4) Having the large display and vendor room open the entire meet continues to be a major feature. It was always full of attendees yakking, looking, yakking some more, sharing lies (not me), etc. I can only absorb so much when invidiously inspecting the gathered finished models, and it was so nice to be able to pop in at my leisure to look at a few more, etc.
5) Bill Schneider's lovely sample Rapido 36' reefers were a big draw, and my order for a bunch of the Tobin cars is in the hopper. However, the reefers were somewhat in the shadow of a display of Rapido's new ten car CANADIAN replete with FP-9s. This train may be the very finest of all such passenger model productions yet, radiating a hazarding siren call to the most deep-dyed suceptable and unsuspecting freight car aficionado, who prior to seeing this superb HO train, might not have even known that Canada had such beautiful trains, or perhaps that Canada had railroads, or that there were even passenger trains!
6) Greg Martin's Take'Shake once again drew an enthusiastic audience. This year's project is an SP rebuilt USRA boxcar- pretty neat. At last opportunity arises for me to make use of an unopened quarts of SP boxcar paint that was given to me some 30 years ago from a cache found in the Sacramento Shops. I am musing just how I might actually apply this paint through my airbrush!
6) The Door Prize drawing Saturday night was again seriously flawed. Despite holding an unprecedented number of tickets - including Mont Switzer's who had to make an "exit of necessity"- before it was over, none of my numbers were called, i.e. zero, nada, nein, non, zip, nothing. This was my 12th year of such miserable failure; and I will certainly be speaking to Mike about this disgrace, and how it can be rectified for next year. Har-rumph!
Denny S. Anspach, MD
At 09:39 AM 1/11/2012 -0800, you wrote:
ooked forward to this meet". After some years of so-so food (at best),which too often was also overpriced, the food this year was excellent
I had kind of given up on the hotel food, so we didnt eat there at all,
maybe next year I'll give it a try. Missing breakfast hours is pretty much
a tradition when on vacation, so that's ok. All of the places we ate this
trip - not just in Cocoa but in Kissimmee during the week prior. were good.
Last year we got something like three free meals and at least three free
desserts just from screw ups at restaurants.
I was surprised that Silvestro's was open for business.

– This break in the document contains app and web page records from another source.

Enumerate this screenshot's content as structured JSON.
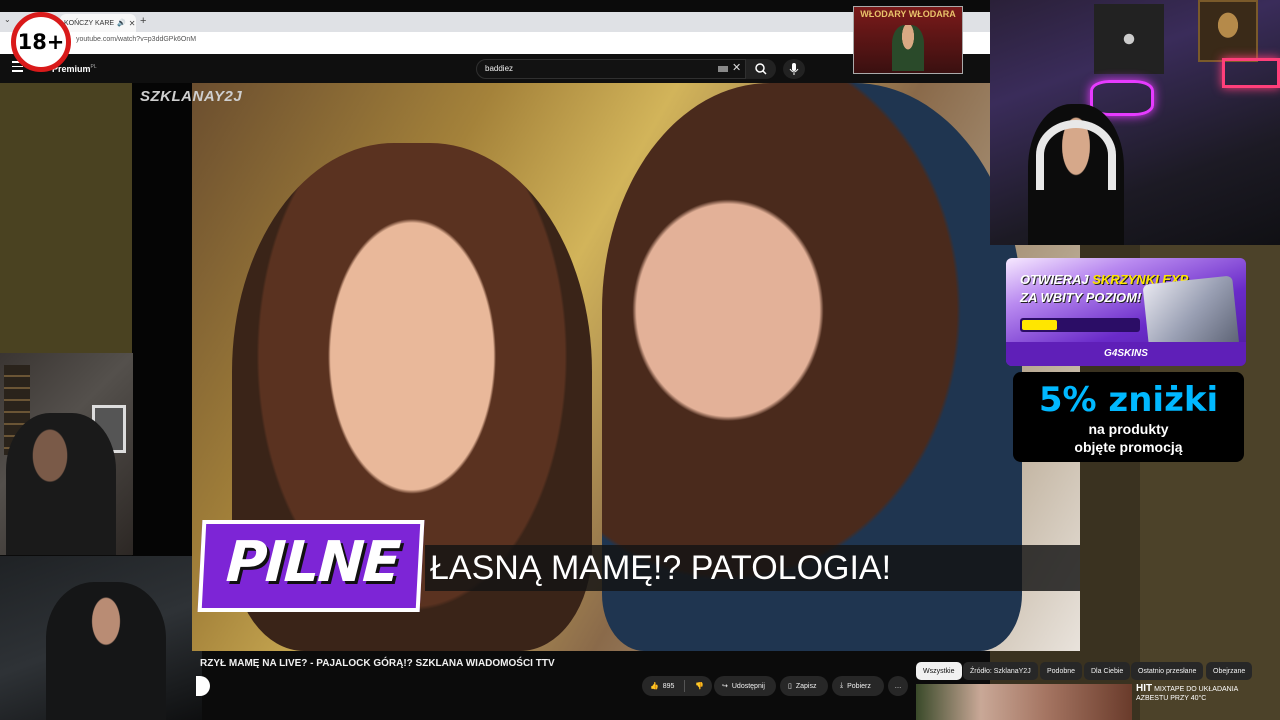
{
  "browser": {
    "tab_title": "KOŃCZY KARE",
    "tab_close": "✕",
    "new_tab": "+",
    "tab_menu": "⌄",
    "address": "youtube.com/watch?v=p3ddGPk6OnM"
  },
  "youtube": {
    "logo_text": "Premium",
    "region": "PL",
    "search_query": "baddiez",
    "clear_symbol": "✕"
  },
  "badge": {
    "text": "18+"
  },
  "video": {
    "watermark": "SZKLANAY2J",
    "tag": "PILNE",
    "headline": "ŁASNĄ MAMĘ!? PATOLOGIA!",
    "title": "RZYŁ MAMĘ NA LIVE? - PAJALOCK GÓRĄ!? SZKLANA WIADOMOŚCI TTV"
  },
  "actions": {
    "likes": "895",
    "share": "Udostępnij",
    "save": "Zapisz",
    "download": "Pobierz",
    "more": "…"
  },
  "chips": [
    {
      "label": "Wszystkie",
      "active": true
    },
    {
      "label": "Źródło: SzklanaY2J",
      "active": false
    },
    {
      "label": "Podobne",
      "active": false
    },
    {
      "label": "Dla Ciebie",
      "active": false
    },
    {
      "label": "Ostatnio przesłane",
      "active": false
    },
    {
      "label": "Obejrzane",
      "active": false
    }
  ],
  "recommended": {
    "brand": "HIT",
    "line1": "MIXTAPE DO UKŁADANIA",
    "line2": "AZBESTU PRZY 40°C"
  },
  "banner": {
    "text": "WŁODARY WŁODARA"
  },
  "ad_skins": {
    "line1_a": "OTWIERAJ",
    "line1_b": "SKRZYNKI EXP",
    "line2": "ZA WBITY POZIOM!",
    "brand": "G4SKINS",
    "progress": 0.3
  },
  "ad_discount": {
    "big": "5% zniżki",
    "line1": "na produkty",
    "line2": "objęte promocją"
  },
  "colors": {
    "accent_purple": "#7d25d6",
    "discount_blue": "#00b8ff",
    "badge_red": "#d91a1a",
    "skins_yellow": "#ffe600"
  }
}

They won't be
getting any of mine however...
6) The Door Prize drawing Saturday night was again seriously flawed.Despite holding an unprecedented number of tickets - including Mont
Switzer's who had to make an "exit of necessity"- before it was over, none
of my numbers were called, i.e. zero, nada, nein, non, zip, nothing.
We didn't win anything either, but that's ok. We cleaned up at Lisle.
I too have been to all 12 Cocoa Beech events. This one was certainly one
of the best, if not THE best weather wise. It was even reasonable enough
to smoke a cigar outside after dark. Twice.
This was the first year I actually brought more freight cars than diesels.
Many of them OT for this list, but at least I got my feet wet over the past
year and got some done. I didn't spend as much as I have in the past - a
couple of the BLI NYC box cars, a small number of photos.
My own clinic went surprisingly well, in spite of last minute subject
matter. Both sessions were well attended - for me anyway. I think I had
15 on Friday and 18 on Saturday. I even got to attend two other clinics -
Bill Schaumburg's and Tom Madden's. No equipment issues at all. My 5 year
old laptop is still going strong and this year it accompanied me on two
hospital stays, and didn't catch any diseases. Normal lifespan of a laptop
for me is 2-3 years, with light usage.
Next time will be Lucky 13. If the world doesn't end in December, of